“Shaken, not stirred,” jokes the customer who just ordered a martini in an upscale hotel bar. “I”ll let the bartender know,” answers the young waitress, oblivious to the reference to Bond. James Bond.
Baby boomers and classical movie buffs know Bond”s reputation for wooing the ladies, martini glass in hand. In fact, modern martini bars borrow some of their classiness from Ian Fleming”s famous globetrotting spy hero.
Jimmy Buffet took us to Margaritaville in his popular song, establishing the margarita as the choice of libation for a laid-back beach generation.
Not every popular cocktail has a cultural history as rich as the martini”s or the margarita”s, but many have an interesting history nonetheless. You may not know the history of the small paper parasol that decorates your tropical drink or how the Tom Collins got its name.

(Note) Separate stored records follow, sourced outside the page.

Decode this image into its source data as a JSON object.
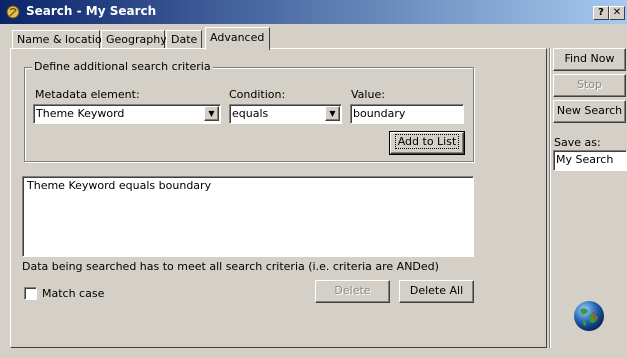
{
  "window": {
    "title": "Search - My Search",
    "help_btn": "?",
    "close_btn": "✕"
  },
  "tabs": [
    {
      "label": "Name & location"
    },
    {
      "label": "Geography"
    },
    {
      "label": "Date"
    },
    {
      "label": "Advanced"
    }
  ],
  "criteria_group": {
    "title": "Define additional search criteria",
    "metadata_label": "Metadata element:",
    "metadata_value": "Theme Keyword",
    "condition_label": "Condition:",
    "condition_value": "equals",
    "value_label": "Value:",
    "value_text": "boundary",
    "add_button": "Add to List"
  },
  "criteria_list": [
    "Theme Keyword equals boundary"
  ],
  "note": "Data being searched has to meet all search criteria (i.e. criteria are ANDed)",
  "match_case": {
    "label": "Match case",
    "checked": false
  },
  "delete_button": "Delete",
  "delete_all_button": "Delete All",
  "sidebar": {
    "find_now": "Find Now",
    "stop": "Stop",
    "new_search": "New Search",
    "save_as_label": "Save as:",
    "save_as_value": "My Search"
  },
  "colors": {
    "titlebar_start": "#0a246a",
    "titlebar_end": "#a6caf0",
    "face": "#d4d0c8"
  }
}
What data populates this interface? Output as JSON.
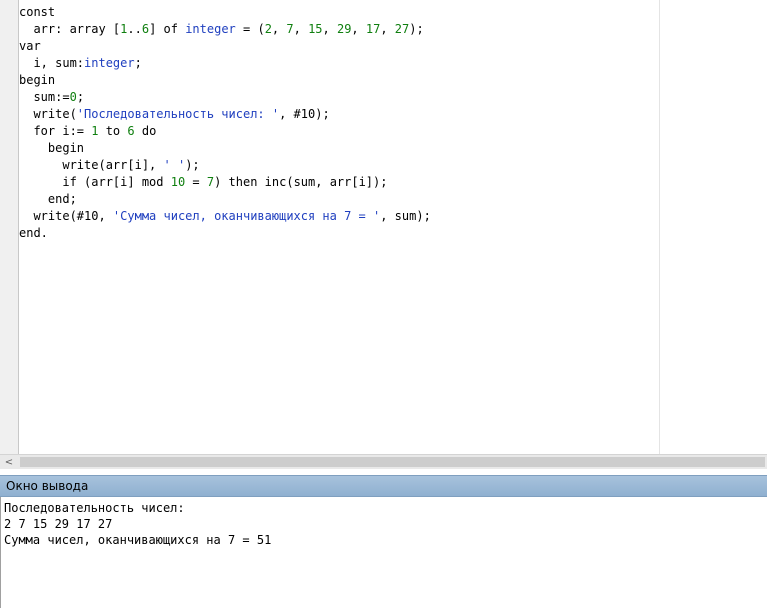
{
  "editor": {
    "lines": [
      [
        {
          "t": "const",
          "c": "kw"
        }
      ],
      [
        {
          "t": "  arr: array [",
          "c": "id"
        },
        {
          "t": "1",
          "c": "num"
        },
        {
          "t": "..",
          "c": "sym"
        },
        {
          "t": "6",
          "c": "num"
        },
        {
          "t": "] of ",
          "c": "id"
        },
        {
          "t": "integer",
          "c": "type"
        },
        {
          "t": " = (",
          "c": "sym"
        },
        {
          "t": "2",
          "c": "num"
        },
        {
          "t": ", ",
          "c": "sym"
        },
        {
          "t": "7",
          "c": "num"
        },
        {
          "t": ", ",
          "c": "sym"
        },
        {
          "t": "15",
          "c": "num"
        },
        {
          "t": ", ",
          "c": "sym"
        },
        {
          "t": "29",
          "c": "num"
        },
        {
          "t": ", ",
          "c": "sym"
        },
        {
          "t": "17",
          "c": "num"
        },
        {
          "t": ", ",
          "c": "sym"
        },
        {
          "t": "27",
          "c": "num"
        },
        {
          "t": ");",
          "c": "sym"
        }
      ],
      [
        {
          "t": "var",
          "c": "kw"
        }
      ],
      [
        {
          "t": "  i, sum:",
          "c": "id"
        },
        {
          "t": "integer",
          "c": "type"
        },
        {
          "t": ";",
          "c": "sym"
        }
      ],
      [
        {
          "t": "begin",
          "c": "kw"
        }
      ],
      [
        {
          "t": "  sum:=",
          "c": "id"
        },
        {
          "t": "0",
          "c": "num"
        },
        {
          "t": ";",
          "c": "sym"
        }
      ],
      [
        {
          "t": "  write(",
          "c": "id"
        },
        {
          "t": "'Последовательность чисел: '",
          "c": "str"
        },
        {
          "t": ", #10);",
          "c": "sym"
        }
      ],
      [
        {
          "t": "  for i:= ",
          "c": "kw"
        },
        {
          "t": "1",
          "c": "num"
        },
        {
          "t": " to ",
          "c": "kw"
        },
        {
          "t": "6",
          "c": "num"
        },
        {
          "t": " do",
          "c": "kw"
        }
      ],
      [
        {
          "t": "    begin",
          "c": "kw"
        }
      ],
      [
        {
          "t": "      write(arr[i], ",
          "c": "id"
        },
        {
          "t": "' '",
          "c": "str"
        },
        {
          "t": ");",
          "c": "sym"
        }
      ],
      [
        {
          "t": "      if (arr[i] mod ",
          "c": "id"
        },
        {
          "t": "10",
          "c": "num"
        },
        {
          "t": " = ",
          "c": "sym"
        },
        {
          "t": "7",
          "c": "num"
        },
        {
          "t": ") then inc(sum, arr[i]);",
          "c": "id"
        }
      ],
      [
        {
          "t": "    end;",
          "c": "kw"
        }
      ],
      [
        {
          "t": "  write(#10, ",
          "c": "id"
        },
        {
          "t": "'Сумма чисел, оканчивающихся на 7 = '",
          "c": "str"
        },
        {
          "t": ", sum);",
          "c": "sym"
        }
      ],
      [
        {
          "t": "end.",
          "c": "kw"
        }
      ]
    ]
  },
  "scrollbar": {
    "left_arrow": "<"
  },
  "output": {
    "title": "Окно вывода",
    "lines": [
      "Последовательность чисел:",
      "2 7 15 29 17 27",
      "Сумма чисел, оканчивающихся на 7 = 51"
    ]
  },
  "colors": {
    "type": "#1f3fbf",
    "number": "#0f7f0f",
    "string": "#1f3fbf",
    "output_header": "#9bb9d6"
  }
}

But if you”re like most people, you may have knocked back a Manhattan, sipped a scotch and soda or nursed a fuzzy navel, wondering how they got their names and how long they”ve been around. You might even have given thought to creating a new cocktail with a catchy name.